CLARE hurling manager Davy Fitzgerald (inset) has put the cat rightly among the GAA pigeons.
His comments on a culture of alcohol and drug use among some Clare hurlers before he took charge of that county's hurling team in 2011 have been widely covered.
The remarks led to denials from local GAA types, some of whom said they were certain that there were no drugs in Clare GAA.
But it is the reaction of the Association's president, Liam O'Neill, that I found most interesting. He refuted Fitzgerald's statement, claiming that hurling does not have any drink or drugs problem.
"I don't think it's a problem with them," he said, referring to today's hurlers.
O'Neill's comments may be well-meaning, but it is virtually impossible for the head honcho to substantiate them. In this day and age, drugs have permeated every street and town in the country.
Frankly, it would be a miracle if drugs haven't found their way into the dressing rooms and clubhouses of GAA clubs nationwide.
I have no reason to doubt Davy Fitzgerald's claims, after all, who would know better than a manager who spent a great deal of time in proximity to the players?

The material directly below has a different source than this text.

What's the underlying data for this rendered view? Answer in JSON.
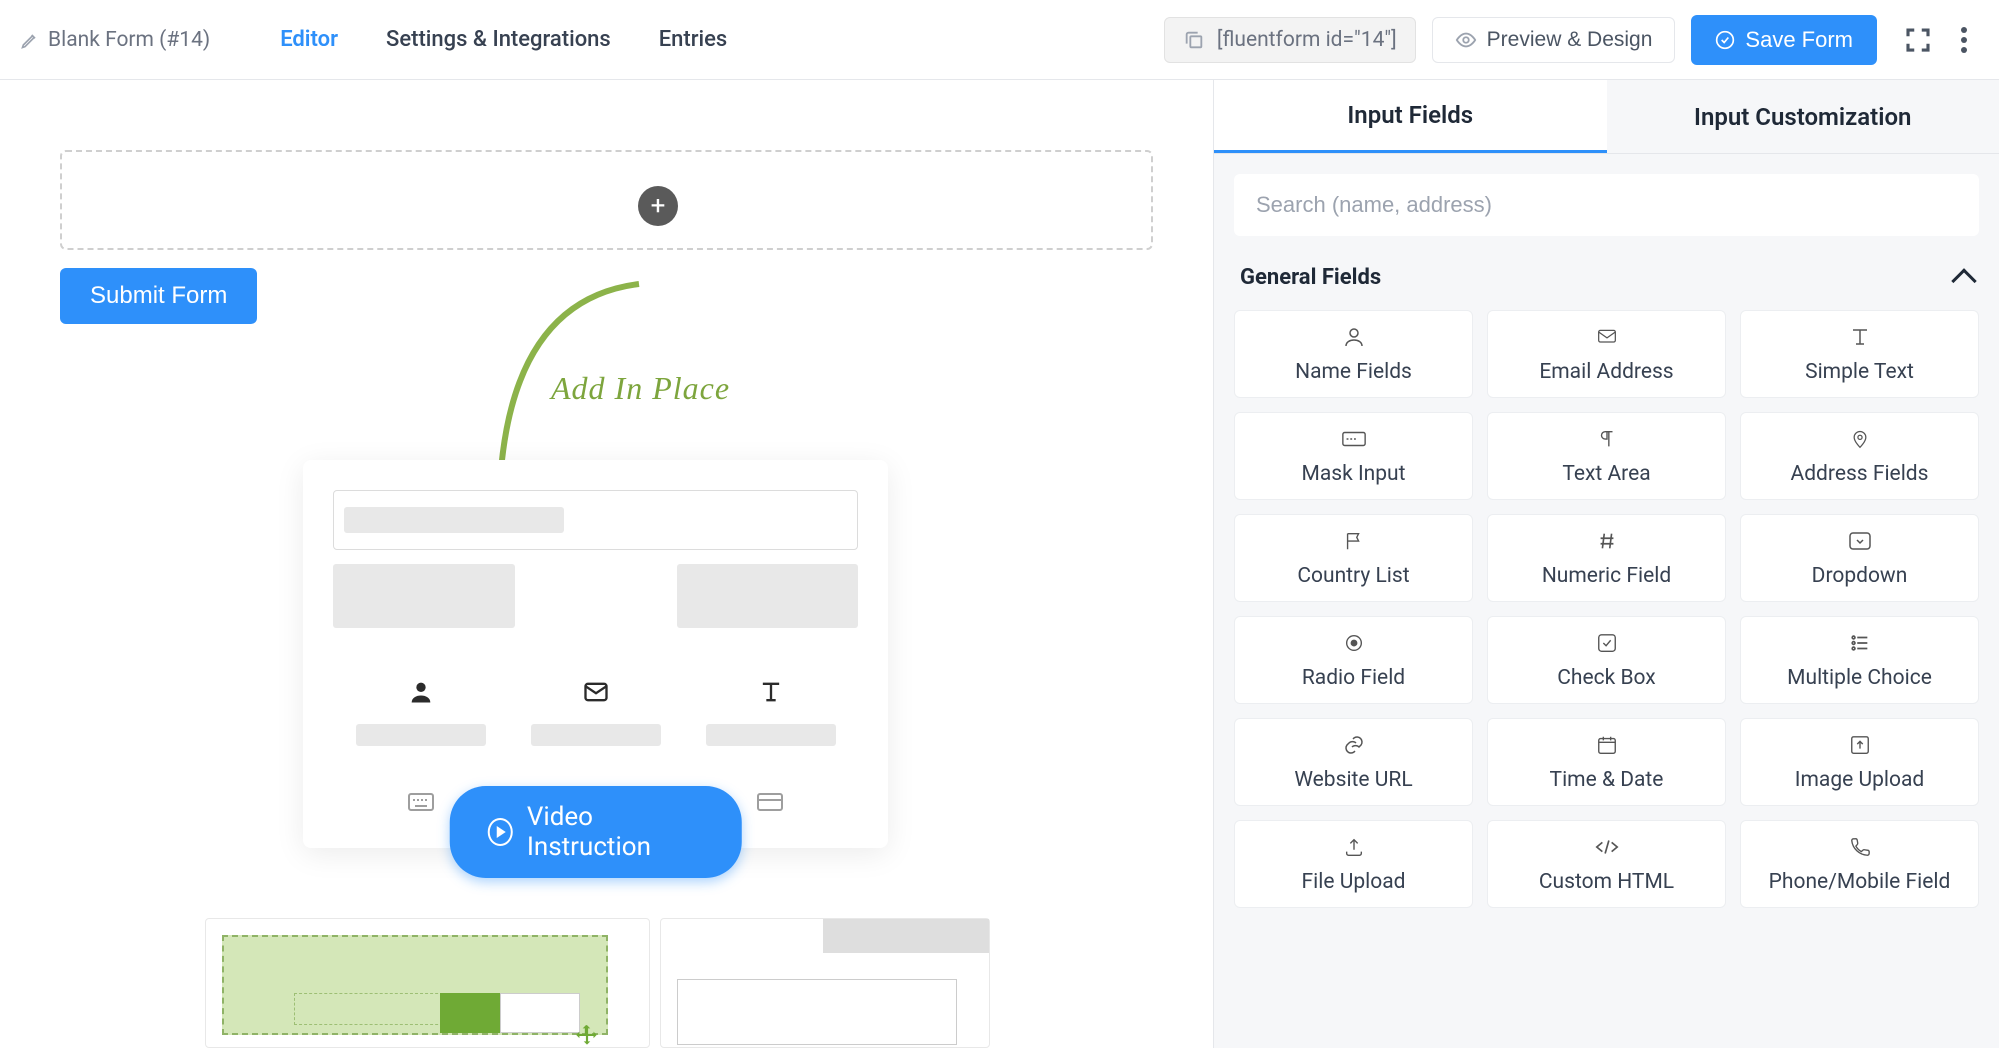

It's time for the GAA bigwigs to heed Fitzgerald's warning, stop burying their heads in the sand and face this issue head on.
The country would thank them for it.